Updated: Mar 7
Singapore is known for many things, from their cheap souvenirs, beautiful sunny summers, endless parks, clean streets, and one-of-a-kind food. I can't say that I've tried all of these, but these are the staples that Singaporeans love.
A local jam that Singapore is known for is coconut egg jam or Kaya. Singaporeans typically pair this local favorite jam with toast and a sweet sugary topping for the perfect breakfast dish. Neighborhood coffee shops have started adding this to their menus.
The origin of Roti Prata or Paratha is a varied one, but there is nothing quite like it. Many say it has its roots in India or Malaysia as Roti Canai. Though the varied past, it is a flatbread fried in Ghee. It can also be served as savory, with vegetable or meat curries, or sweet with sugar and jellies.
This dish generally consists of grilled meat cubes, typically chicken, on a stick served with peanut sauce.

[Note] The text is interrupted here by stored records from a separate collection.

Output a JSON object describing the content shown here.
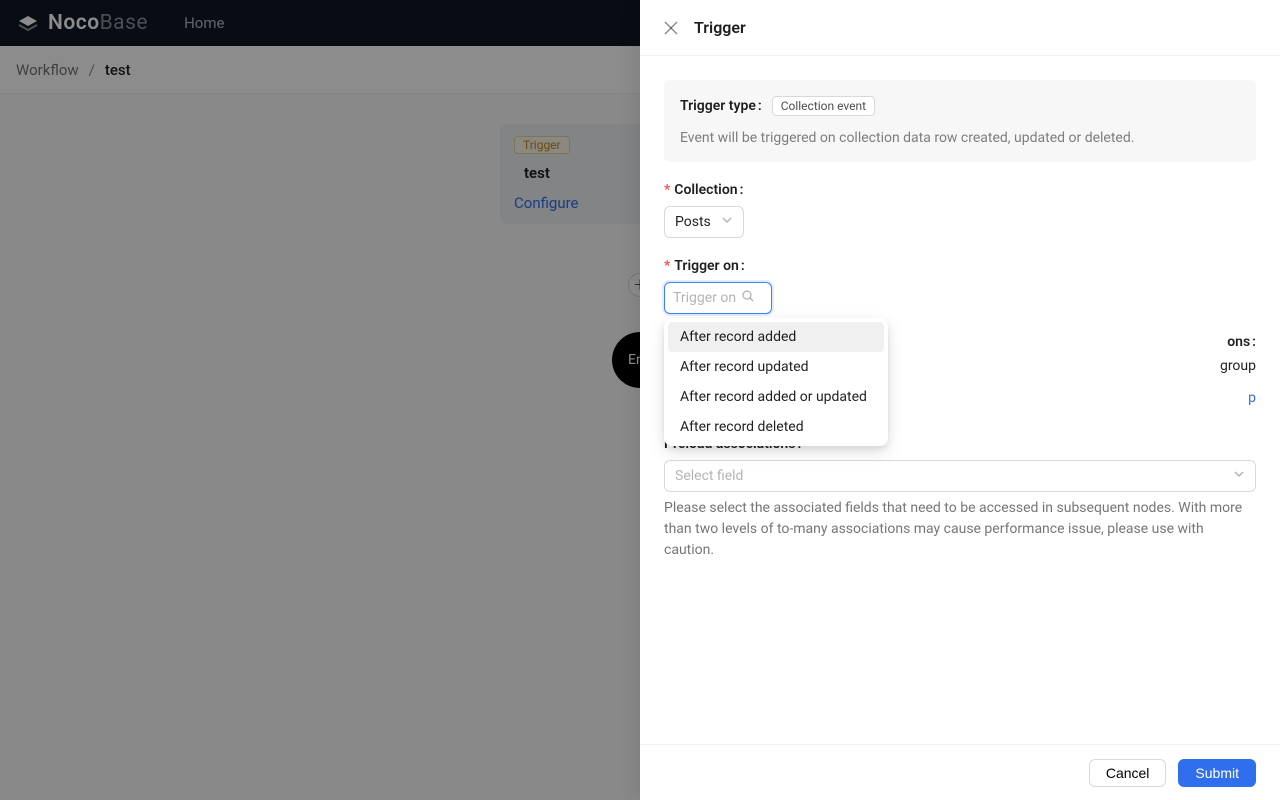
{
  "topbar": {
    "brand_bold": "Noco",
    "brand_light": "Base",
    "home": "Home"
  },
  "breadcrumb": {
    "workflow": "Workflow",
    "current": "test"
  },
  "canvas": {
    "trigger_tag": "Trigger",
    "trigger_title": "test",
    "configure": "Configure",
    "end": "End"
  },
  "drawer": {
    "title": "Trigger",
    "trigger_type_label": "Trigger type",
    "trigger_type_value": "Collection event",
    "trigger_type_desc": "Event will be triggered on collection data row created, updated or deleted.",
    "collection_label": "Collection",
    "collection_value": "Posts",
    "trigger_on_label": "Trigger on",
    "trigger_on_placeholder": "Trigger on",
    "trigger_on_options": [
      "After record added",
      "After record updated",
      "After record added or updated",
      "After record deleted"
    ],
    "conditions_suffix": "ons",
    "conditions_hidden_word": "group",
    "add_group_suffix": "p",
    "preload_label": "Preload associations",
    "preload_placeholder": "Select field",
    "preload_helper": "Please select the associated fields that need to be accessed in subsequent nodes. With more than two levels of to-many associations may cause performance issue, please use with caution.",
    "cancel": "Cancel",
    "submit": "Submit"
  }
}
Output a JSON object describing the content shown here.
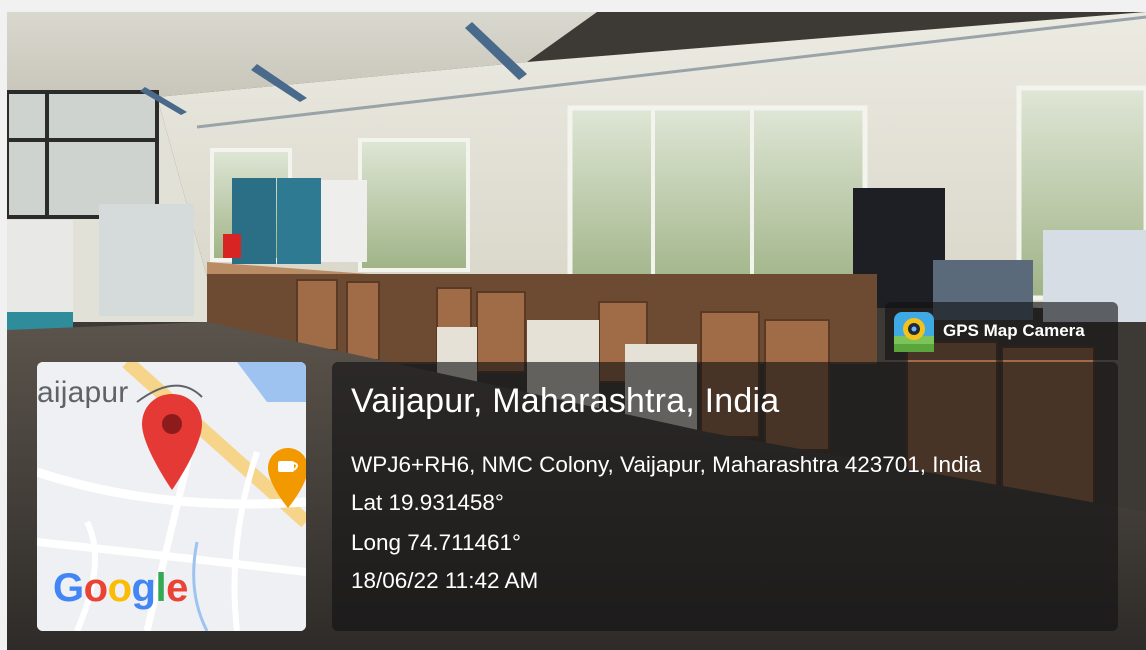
{
  "map": {
    "place_label": "aijapur",
    "google_logo_letters": [
      {
        "ch": "G",
        "color": "#4285F4"
      },
      {
        "ch": "o",
        "color": "#EA4335"
      },
      {
        "ch": "o",
        "color": "#FBBC05"
      },
      {
        "ch": "g",
        "color": "#4285F4"
      },
      {
        "ch": "l",
        "color": "#34A853"
      },
      {
        "ch": "e",
        "color": "#EA4335"
      }
    ],
    "pin_color": "#E53935",
    "poi_color": "#F29900",
    "poi_icon": "coffee-cup-icon"
  },
  "location": {
    "title": "Vaijapur, Maharashtra, India",
    "address": "WPJ6+RH6, NMC Colony, Vaijapur, Maharashtra 423701, India",
    "lat": "Lat 19.931458°",
    "long": "Long 74.711461°",
    "datetime": "18/06/22 11:42 AM"
  },
  "badge": {
    "label": "GPS Map Camera",
    "icon": "gps-camera-app-icon"
  }
}
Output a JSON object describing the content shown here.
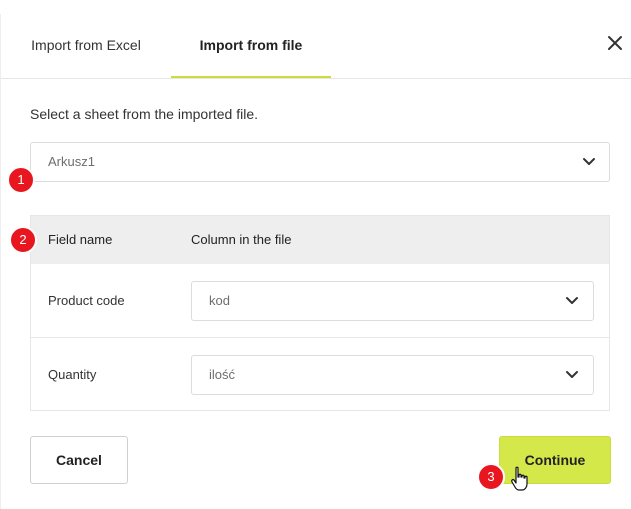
{
  "tabs": [
    {
      "label": "Import from Excel",
      "active": false
    },
    {
      "label": "Import from file",
      "active": true
    }
  ],
  "close_icon": "close-icon",
  "instruction": "Select a sheet from the imported file.",
  "sheet_select": {
    "value": "Arkusz1"
  },
  "mapping": {
    "headers": {
      "field": "Field name",
      "column": "Column in the file"
    },
    "rows": [
      {
        "field": "Product code",
        "column": "kod"
      },
      {
        "field": "Quantity",
        "column": "ilość"
      }
    ]
  },
  "buttons": {
    "cancel": "Cancel",
    "continue": "Continue"
  },
  "markers": [
    "1",
    "2",
    "3"
  ],
  "colors": {
    "accent": "#d4e84a",
    "marker": "#e8171f",
    "header_bg": "#eeeeee"
  }
}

The great thing about Satay is that it is available at many street stalls and hawker centers throughout the island. One of the most incredible places to find Satay is Boon Tat Street after 7 pm. You'll find spot after spot that serves this staple dish.
Singapore Chili Crab
This accidental dish has come about from a pushcart selling crab. The husband and wife duo improvised this recipe from a bottle of chili and tomato sauce. This receipt would later be duplicated and find its way into the hearts of the locals.
This genuinely unique Singaporean dessert will remind you of your childhood with a little bit of a twist. This icy snow cone is filled with red beans and corn, and other deliciously sweet toppings for this dessert. You may even find grass jelly or agar-agar and gula melaka syrup as a hidden prize at the bottom of your dessert. It can be topped with generally any sweet flavor of your choosing. It is easy to find all across the streets as an excellent way to cool off under the intense heat of the Singapore sun.
Yu Shen Prosperity Dish
This is a traditional dish that celebrates Chinese New Year. It is a special tradition that is only practiced in Singapore and Malaysia. As part of the celebration, this dish is tossed in the air as a symbol of prosperity. The dish you'll find comprises raw fish, herbs, spices, and fresh and pickled fruits and vegetables. The entire dish gets tossed, and then wishes of prosperity are passed around the group for the year to come.
Now that you have an idea of what you'll be able to eat when traveling to Singapore, schedule a consultation to start planning your trip.